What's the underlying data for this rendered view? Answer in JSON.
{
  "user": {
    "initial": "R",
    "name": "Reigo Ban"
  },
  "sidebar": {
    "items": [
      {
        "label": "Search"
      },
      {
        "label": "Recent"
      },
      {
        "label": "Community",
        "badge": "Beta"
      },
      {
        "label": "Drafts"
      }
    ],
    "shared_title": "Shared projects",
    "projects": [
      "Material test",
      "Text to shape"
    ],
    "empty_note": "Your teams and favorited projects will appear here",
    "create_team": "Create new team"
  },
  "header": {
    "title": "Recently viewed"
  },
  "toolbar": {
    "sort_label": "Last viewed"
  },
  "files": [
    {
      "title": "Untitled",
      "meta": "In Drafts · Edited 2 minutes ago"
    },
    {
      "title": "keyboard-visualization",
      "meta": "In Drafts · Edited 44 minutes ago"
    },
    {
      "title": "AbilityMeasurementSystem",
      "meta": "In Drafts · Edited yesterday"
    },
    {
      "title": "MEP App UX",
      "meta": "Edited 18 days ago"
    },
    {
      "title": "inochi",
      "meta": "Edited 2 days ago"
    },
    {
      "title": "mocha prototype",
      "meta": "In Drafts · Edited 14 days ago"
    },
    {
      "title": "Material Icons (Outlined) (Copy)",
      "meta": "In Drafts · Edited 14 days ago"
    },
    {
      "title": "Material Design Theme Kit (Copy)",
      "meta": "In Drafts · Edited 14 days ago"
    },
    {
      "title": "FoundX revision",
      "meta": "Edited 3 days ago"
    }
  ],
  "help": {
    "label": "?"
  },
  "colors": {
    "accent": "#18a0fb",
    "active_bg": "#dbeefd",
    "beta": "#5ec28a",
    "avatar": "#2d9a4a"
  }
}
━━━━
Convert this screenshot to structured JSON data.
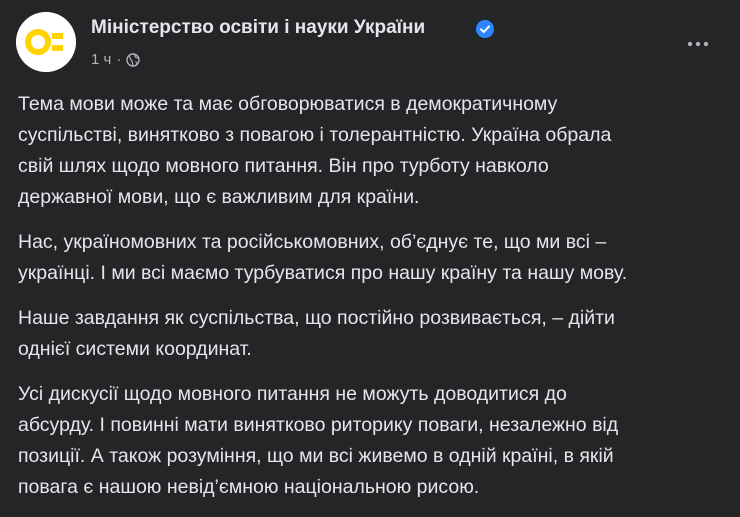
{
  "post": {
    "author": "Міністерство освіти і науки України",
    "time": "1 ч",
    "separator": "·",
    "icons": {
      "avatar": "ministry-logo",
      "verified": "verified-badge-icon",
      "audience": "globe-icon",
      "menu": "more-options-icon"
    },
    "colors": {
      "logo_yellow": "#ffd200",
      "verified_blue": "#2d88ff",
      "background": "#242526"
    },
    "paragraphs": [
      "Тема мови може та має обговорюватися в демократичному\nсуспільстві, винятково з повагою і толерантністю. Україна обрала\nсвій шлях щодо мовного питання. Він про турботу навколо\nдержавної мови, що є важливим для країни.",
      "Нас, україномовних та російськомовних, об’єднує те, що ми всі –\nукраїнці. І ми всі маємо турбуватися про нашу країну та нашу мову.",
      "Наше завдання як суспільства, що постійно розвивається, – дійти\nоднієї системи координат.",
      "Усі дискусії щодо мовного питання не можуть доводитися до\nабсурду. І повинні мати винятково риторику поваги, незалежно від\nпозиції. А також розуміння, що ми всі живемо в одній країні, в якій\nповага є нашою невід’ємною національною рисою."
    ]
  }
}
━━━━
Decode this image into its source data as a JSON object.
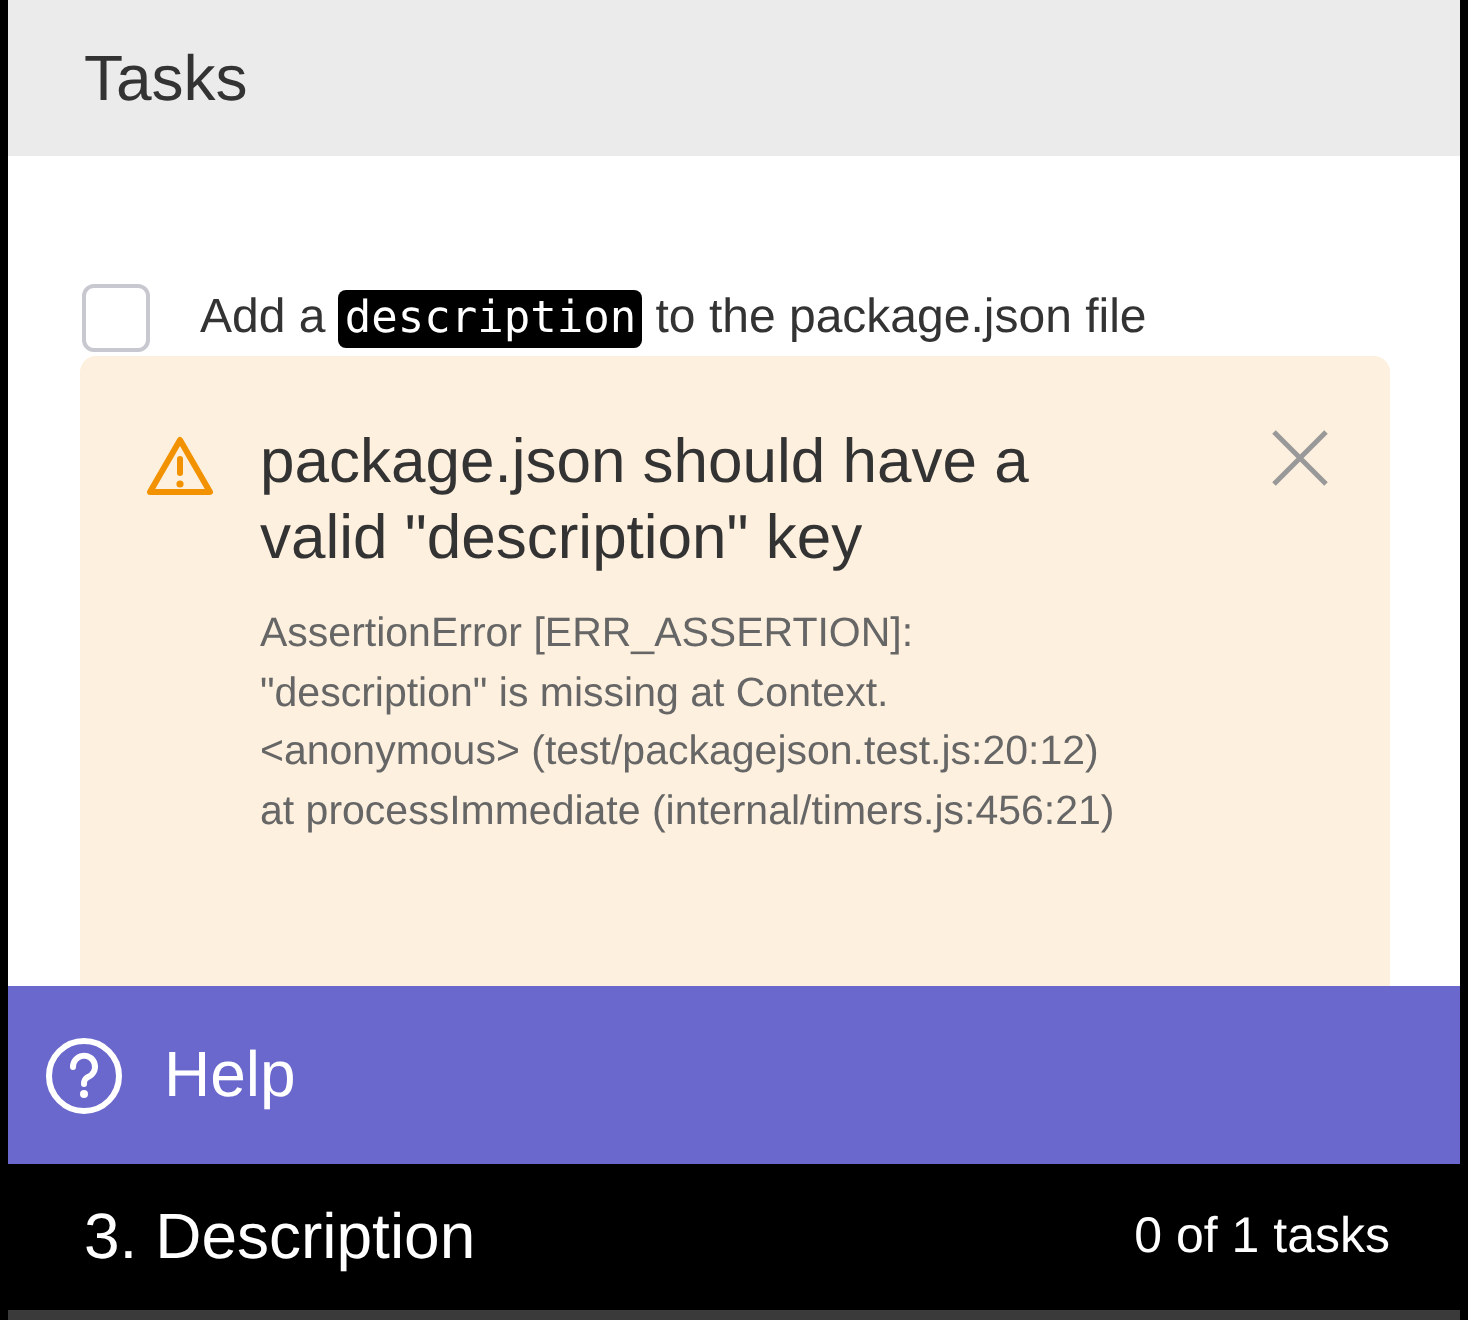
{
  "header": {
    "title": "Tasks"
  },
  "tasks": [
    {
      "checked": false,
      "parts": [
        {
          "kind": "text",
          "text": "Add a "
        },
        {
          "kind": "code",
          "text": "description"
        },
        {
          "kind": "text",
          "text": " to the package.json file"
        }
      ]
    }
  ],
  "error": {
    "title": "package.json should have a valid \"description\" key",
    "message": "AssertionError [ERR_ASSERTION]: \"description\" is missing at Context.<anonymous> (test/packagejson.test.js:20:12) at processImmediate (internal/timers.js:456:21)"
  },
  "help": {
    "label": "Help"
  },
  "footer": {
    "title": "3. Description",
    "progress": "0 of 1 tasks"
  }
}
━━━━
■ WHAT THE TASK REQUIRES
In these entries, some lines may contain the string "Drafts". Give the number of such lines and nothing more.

■ ANSWER AREA
7